Apr 10, 2017

Exo-Earths With Global Magnetic Fields Most Likely To Have Life

The most recent results from NASA's MAVEN Mars orbiter is a case study in why global magnetic fields are crucial to preserving planetary atmospheres and protecting such life-giving environments from the ravages of their parent stars'particle outflows. Like raging Piranha, solar wind particles, composed mostly of protons and electrons, apparently can and do strip many rocky planets of most of their atmospheres.

As the MAVEN (Mars Atmosphere and Volatile Evolution) mission recently revealed, by some 3.5 billion years ago, our Sun's solar wind had stripped the Red Planet of as much as 80% to 90% of its atmosphere.
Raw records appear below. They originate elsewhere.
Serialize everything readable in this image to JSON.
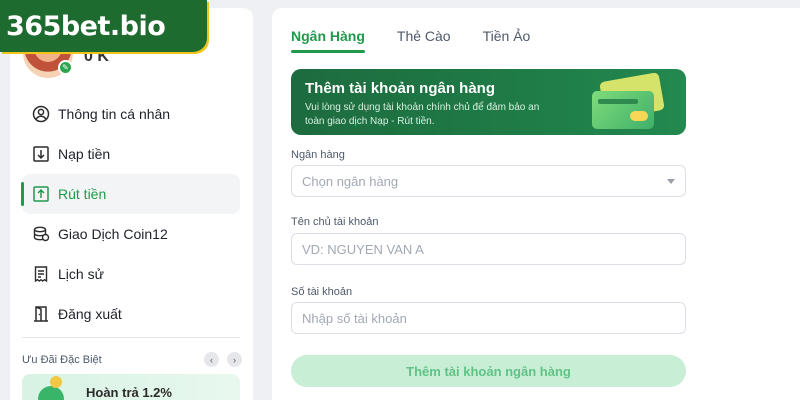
{
  "logo": {
    "text": "365bet.bio"
  },
  "profile": {
    "balance": "0 K"
  },
  "sidebar": {
    "items": [
      {
        "label": "Thông tin cá nhân",
        "icon": "user-circle-icon"
      },
      {
        "label": "Nạp tiền",
        "icon": "download-icon"
      },
      {
        "label": "Rút tiền",
        "icon": "upload-icon",
        "active": true
      },
      {
        "label": "Giao Dịch Coin12",
        "icon": "coins-icon"
      },
      {
        "label": "Lịch sử",
        "icon": "receipt-icon"
      },
      {
        "label": "Đăng xuất",
        "icon": "door-exit-icon"
      }
    ],
    "promo_title": "Ưu Đãi Đặc Biệt",
    "promo_card_text": "Hoàn trả 1.2%"
  },
  "main": {
    "tabs": [
      {
        "label": "Ngân Hàng",
        "active": true
      },
      {
        "label": "Thẻ Cào"
      },
      {
        "label": "Tiền Ảo"
      }
    ],
    "banner": {
      "title": "Thêm tài khoản ngân hàng",
      "description": "Vui lòng sử dụng tài khoản chính chủ để đảm bảo an toàn giao dịch Nạp - Rút tiền."
    },
    "form": {
      "bank_label": "Ngân hàng",
      "bank_placeholder": "Chọn ngân hàng",
      "holder_label": "Tên chủ tài khoản",
      "holder_placeholder": "VD: NGUYEN VAN A",
      "account_label": "Số tài khoản",
      "account_placeholder": "Nhập số tài khoản",
      "submit_label": "Thêm tài khoản ngân hàng"
    }
  },
  "colors": {
    "accent": "#1f9a4c",
    "banner_bg": "#1f7c47",
    "button_disabled_bg": "#c9eed6"
  }
}
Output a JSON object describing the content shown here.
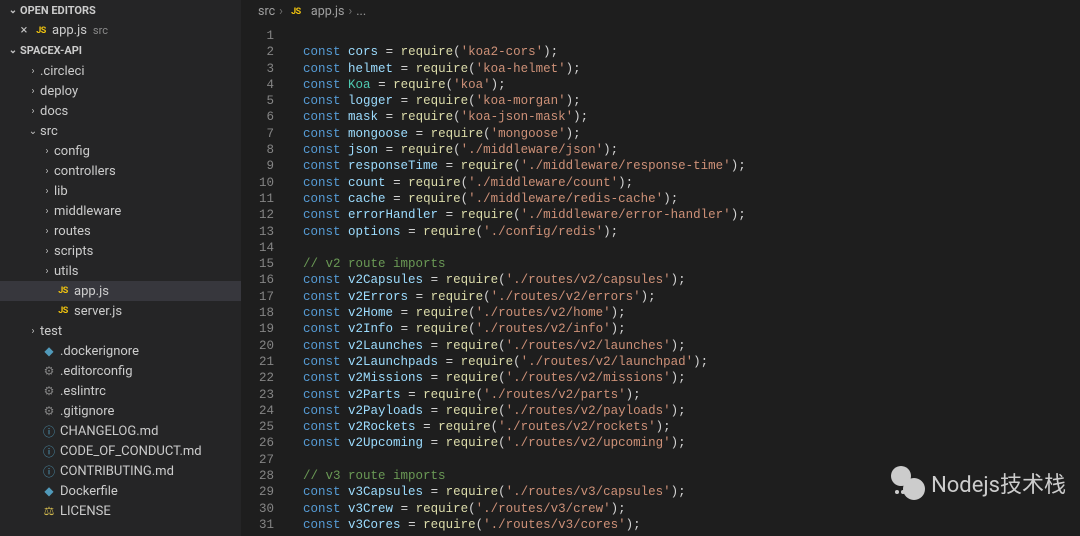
{
  "sections": {
    "open_editors": "OPEN EDITORS",
    "root": "SPACEX-API"
  },
  "open_tab": {
    "name": "app.js",
    "dir": "src"
  },
  "tree": [
    {
      "name": ".circleci",
      "kind": "folder",
      "depth": 1
    },
    {
      "name": "deploy",
      "kind": "folder",
      "depth": 1
    },
    {
      "name": "docs",
      "kind": "folder",
      "depth": 1
    },
    {
      "name": "src",
      "kind": "folder",
      "depth": 1,
      "open": true
    },
    {
      "name": "config",
      "kind": "folder",
      "depth": 2
    },
    {
      "name": "controllers",
      "kind": "folder",
      "depth": 2
    },
    {
      "name": "lib",
      "kind": "folder",
      "depth": 2
    },
    {
      "name": "middleware",
      "kind": "folder",
      "depth": 2
    },
    {
      "name": "routes",
      "kind": "folder",
      "depth": 2
    },
    {
      "name": "scripts",
      "kind": "folder",
      "depth": 2
    },
    {
      "name": "utils",
      "kind": "folder",
      "depth": 2
    },
    {
      "name": "app.js",
      "kind": "js",
      "depth": 2,
      "selected": true
    },
    {
      "name": "server.js",
      "kind": "js",
      "depth": 2
    },
    {
      "name": "test",
      "kind": "folder",
      "depth": 1
    },
    {
      "name": ".dockerignore",
      "kind": "docker",
      "depth": 1
    },
    {
      "name": ".editorconfig",
      "kind": "gear",
      "depth": 1
    },
    {
      "name": ".eslintrc",
      "kind": "gear",
      "depth": 1
    },
    {
      "name": ".gitignore",
      "kind": "gear",
      "depth": 1
    },
    {
      "name": "CHANGELOG.md",
      "kind": "info",
      "depth": 1
    },
    {
      "name": "CODE_OF_CONDUCT.md",
      "kind": "info",
      "depth": 1
    },
    {
      "name": "CONTRIBUTING.md",
      "kind": "info",
      "depth": 1
    },
    {
      "name": "Dockerfile",
      "kind": "docker",
      "depth": 1
    },
    {
      "name": "LICENSE",
      "kind": "license",
      "depth": 1
    }
  ],
  "breadcrumbs": {
    "a": "src",
    "b": "app.js",
    "c": "..."
  },
  "code": {
    "start": 1,
    "lines": [
      {
        "t": "blank"
      },
      {
        "t": "req",
        "v": "cors",
        "s": "koa2-cors"
      },
      {
        "t": "req",
        "v": "helmet",
        "s": "koa-helmet"
      },
      {
        "t": "req",
        "v": "Koa",
        "s": "koa",
        "cls": true
      },
      {
        "t": "req",
        "v": "logger",
        "s": "koa-morgan"
      },
      {
        "t": "req",
        "v": "mask",
        "s": "koa-json-mask"
      },
      {
        "t": "req",
        "v": "mongoose",
        "s": "mongoose"
      },
      {
        "t": "req",
        "v": "json",
        "s": "./middleware/json"
      },
      {
        "t": "req",
        "v": "responseTime",
        "s": "./middleware/response-time"
      },
      {
        "t": "req",
        "v": "count",
        "s": "./middleware/count"
      },
      {
        "t": "req",
        "v": "cache",
        "s": "./middleware/redis-cache"
      },
      {
        "t": "req",
        "v": "errorHandler",
        "s": "./middleware/error-handler"
      },
      {
        "t": "req",
        "v": "options",
        "s": "./config/redis"
      },
      {
        "t": "blank"
      },
      {
        "t": "cmt",
        "c": "// v2 route imports"
      },
      {
        "t": "req",
        "v": "v2Capsules",
        "s": "./routes/v2/capsules"
      },
      {
        "t": "req",
        "v": "v2Errors",
        "s": "./routes/v2/errors"
      },
      {
        "t": "req",
        "v": "v2Home",
        "s": "./routes/v2/home"
      },
      {
        "t": "req",
        "v": "v2Info",
        "s": "./routes/v2/info"
      },
      {
        "t": "req",
        "v": "v2Launches",
        "s": "./routes/v2/launches"
      },
      {
        "t": "req",
        "v": "v2Launchpads",
        "s": "./routes/v2/launchpad"
      },
      {
        "t": "req",
        "v": "v2Missions",
        "s": "./routes/v2/missions"
      },
      {
        "t": "req",
        "v": "v2Parts",
        "s": "./routes/v2/parts"
      },
      {
        "t": "req",
        "v": "v2Payloads",
        "s": "./routes/v2/payloads"
      },
      {
        "t": "req",
        "v": "v2Rockets",
        "s": "./routes/v2/rockets"
      },
      {
        "t": "req",
        "v": "v2Upcoming",
        "s": "./routes/v2/upcoming"
      },
      {
        "t": "blank"
      },
      {
        "t": "cmt",
        "c": "// v3 route imports"
      },
      {
        "t": "req",
        "v": "v3Capsules",
        "s": "./routes/v3/capsules"
      },
      {
        "t": "req",
        "v": "v3Crew",
        "s": "./routes/v3/crew"
      },
      {
        "t": "req",
        "v": "v3Cores",
        "s": "./routes/v3/cores"
      }
    ]
  },
  "watermark": "Nodejs技术栈"
}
Earth was much luckier. But for astrobiologists, the $64,000 question remains: How rare is Earth's own robust global magnetic field? And how well do such magnetic fields hold up, particular when on close orbits around active Red dwarf stars?

Up until some 4 billion years ago, Mars apparently had a robust global magnetic field that coincided with the presence of water on its surface.

"We think loss of a global magnetic field that allowed the solar-wind stripping of the Mars atmosphere beginning around 4.1 billion years ago when the field turned off," Bruce Jakosky, MAVEN's Principal Investigator, told me. "Most of the action would have been completed within a few hundred million years."

The lesson for understanding rocky exo-planets, says Jakosky, appears to be that if there's no magnetic field, you can expect relatively rapid loss of atmosphere with obvious implications for habitability.

However, the amount of such atmospheric stripping would also depend on the intensity of the star and stellar wind over time, the size of the planet, and to a lesser degree the composition of the atmosphere, Dave Brain, a planetary scientist at the University of Colorado in Boulder, told me.

"Some exo-planets are subjected to such harsh stellar environments that scientists have calculated that they should not be able to retain an atmosphere at all – whether or not the planet has a magnetic field," said Brain.

Forbes

by Bruce Dorminey